Each spring nature treats us to a kaleidoscope of beautiful plants and animals ranging from butterflies and moths to flowers and birds. In fact, with so many beautiful things to look at, nobody can appreciate them all. As a result, far too many stunning natural jewels go unseen. Take the case of the great purple hairstreak. It maintains its anonymity because its wingspan only measures 1-1.7 inches and it spends most of its life in the tops of trees. Consequently, although it is one of the most gorgeous butterflies we are likely to see in our backyards; it is safe to say most of us never spot one.
Recently my daughter stumbled across one basking on the lawn surrounding the place where she works. When she stopped to take a closer look at the butterfly, its beauty took her aback. The butterfly appeared to be what butterfly enthusiasts refer to as “fresh.” This means the butterfly recently emerged and was sporting undamaged wings cloaked with all of their scales.

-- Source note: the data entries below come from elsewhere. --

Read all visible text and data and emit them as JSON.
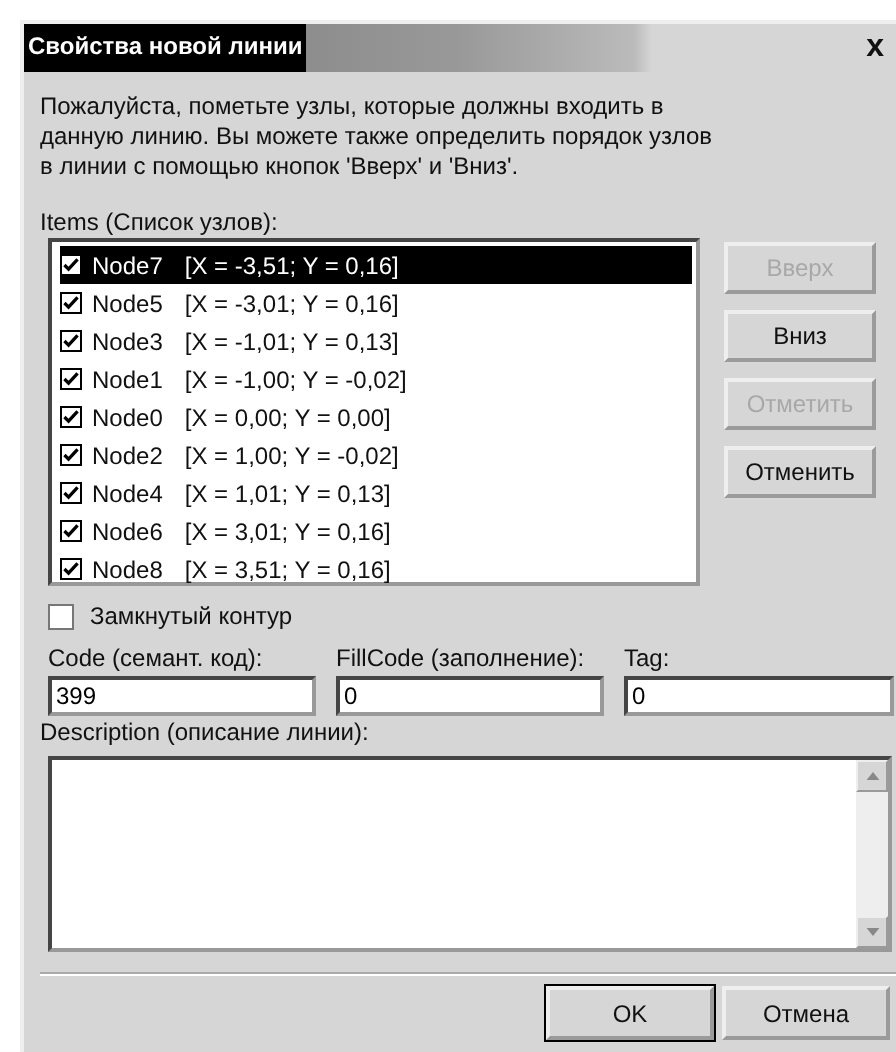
{
  "window": {
    "title": "Свойства новой линии",
    "close": "x"
  },
  "instructions": "Пожалуйста, пометьте узлы, которые должны входить в данную линию. Вы можете также определить порядок узлов в линии с помощью кнопок 'Вверх' и 'Вниз'.",
  "items_label": "Items (Список узлов):",
  "items": [
    {
      "name": "Node7",
      "coords": "[X = -3,51; Y = 0,16]",
      "checked": true,
      "selected": true
    },
    {
      "name": "Node5",
      "coords": "[X = -3,01; Y = 0,16]",
      "checked": true,
      "selected": false
    },
    {
      "name": "Node3",
      "coords": "[X = -1,01; Y = 0,13]",
      "checked": true,
      "selected": false
    },
    {
      "name": "Node1",
      "coords": "[X = -1,00; Y = -0,02]",
      "checked": true,
      "selected": false
    },
    {
      "name": "Node0",
      "coords": "[X = 0,00; Y = 0,00]",
      "checked": true,
      "selected": false
    },
    {
      "name": "Node2",
      "coords": "[X = 1,00; Y = -0,02]",
      "checked": true,
      "selected": false
    },
    {
      "name": "Node4",
      "coords": "[X = 1,01; Y = 0,13]",
      "checked": true,
      "selected": false
    },
    {
      "name": "Node6",
      "coords": "[X = 3,01; Y = 0,16]",
      "checked": true,
      "selected": false
    },
    {
      "name": "Node8",
      "coords": "[X = 3,51; Y = 0,16]",
      "checked": true,
      "selected": false
    }
  ],
  "side_buttons": [
    {
      "label": "Вверх",
      "disabled": true
    },
    {
      "label": "Вниз",
      "disabled": false
    },
    {
      "label": "Отметить",
      "disabled": true
    },
    {
      "label": "Отменить",
      "disabled": false
    }
  ],
  "closed_contour": {
    "label": "Замкнутый контур",
    "checked": false
  },
  "fields": [
    {
      "label": "Code (семант. код):",
      "value": "399"
    },
    {
      "label": "FillCode (заполнение):",
      "value": "0"
    },
    {
      "label": "Tag:",
      "value": "0"
    }
  ],
  "description": {
    "label": "Description (описание линии):"
  },
  "buttons": [
    {
      "label": "OK",
      "default": true
    },
    {
      "label": "Отмена",
      "default": false
    }
  ]
}
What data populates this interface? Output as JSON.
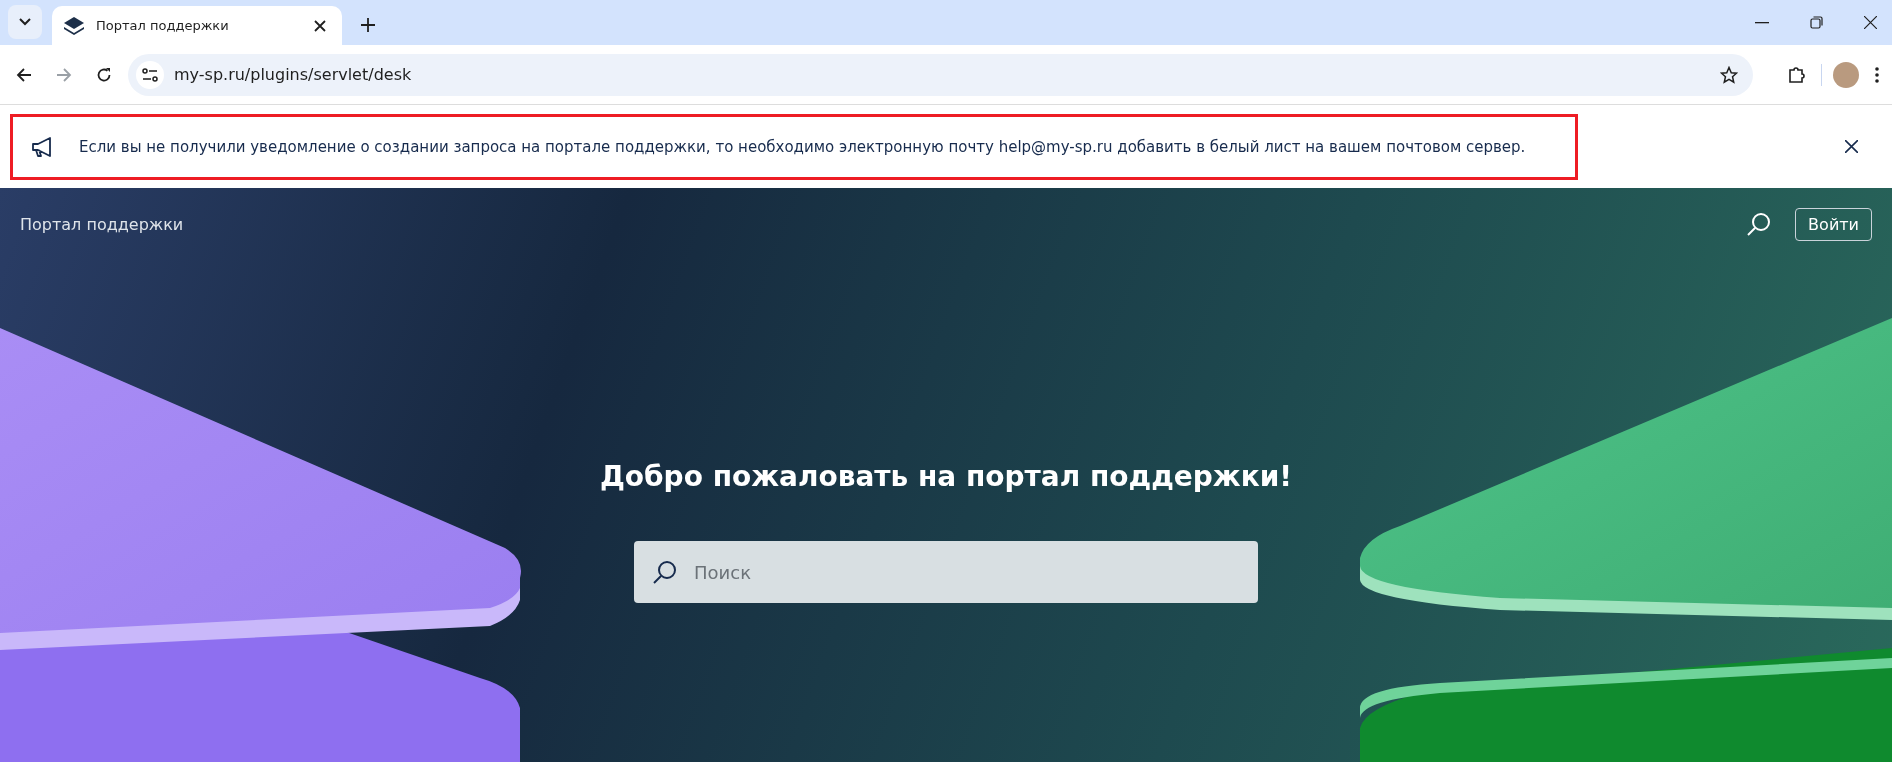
{
  "browser": {
    "tab": {
      "title": "Портал поддержки",
      "selected": true
    },
    "address": "my-sp.ru/plugins/servlet/desk"
  },
  "banner": {
    "text": "Если вы не получили уведомление о создании запроса на портале поддержки, то необходимо электронную почту help@my-sp.ru добавить в белый лист на вашем почтовом сервер."
  },
  "header": {
    "title": "Портал поддержки",
    "login": "Войти"
  },
  "hero": {
    "heading": "Добро пожаловать на портал поддержки!",
    "search": {
      "placeholder": "Поиск"
    }
  }
}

If you see a male great purple hairstreak basking, it is something you will not soon forget. This is because the butterfly’s wings are a bright metallic blue and literally seem to shine in direct sunlight.
The upper side of the female great purple hairstreak is blackish in color and displays a limited amount of metallic blue.
Being an amateur photographer, one of the things on my bucket list is being able to photograph the dorsal side of a male great purple hairstreak. However, since the only time you are likely see the topside of this butterfly is when it is flying or basking, my chances of photographing it from above are limited. Consequently, all of my photos of it show the ventral side of the insect.
The undersides of the butterfly’s wings are best described as blackish in color and highlighted with red spots near when the wings join its body. In addition, a series of blue spots adorn the undersides of the hindwings.
Lastly, short, fragile tails extend from the trailing edges of the hindwings. If you look carefully at a great purple hairstreak you will likely see the butterfly moving these fragile tails back and forth. It is believed this is done to distract would-be predators. Supposedly, a bird or other predator is more apt to strike at the moving tails and not the insect’s head and body. This would give the butterfly a chance to escape before the predator realized its mistake.
One feature that immediately catches your eye when you spot one of these butterflies is its orange abdomen. Supposedly, this is a warning to predators that it is distasteful.
The best butterfly gardens offer butterflies host plants and to nectar-rich flowers. While we can offer great purple hairstreaks a supply of nectar, we cannot plant its host plant. The reason for this is its host is mistletoe. With that in mind, if you see mistletoe growing atop a tree such as oak growing in your yard, there is a good chance great purple hairstreaks are living in your neighborhood.
I should note that during the spring I most often see the great purple hairstreak nectaring on purple dead nettle (see accompanying photo). Purple dead nettle is an invasive introduced plant most homeowners would call a weed.
If you do not happen to spot a great purple hairstreak this spring, all is not lost. Great purple hairstreaks can be spotted throughout the state from March to early November.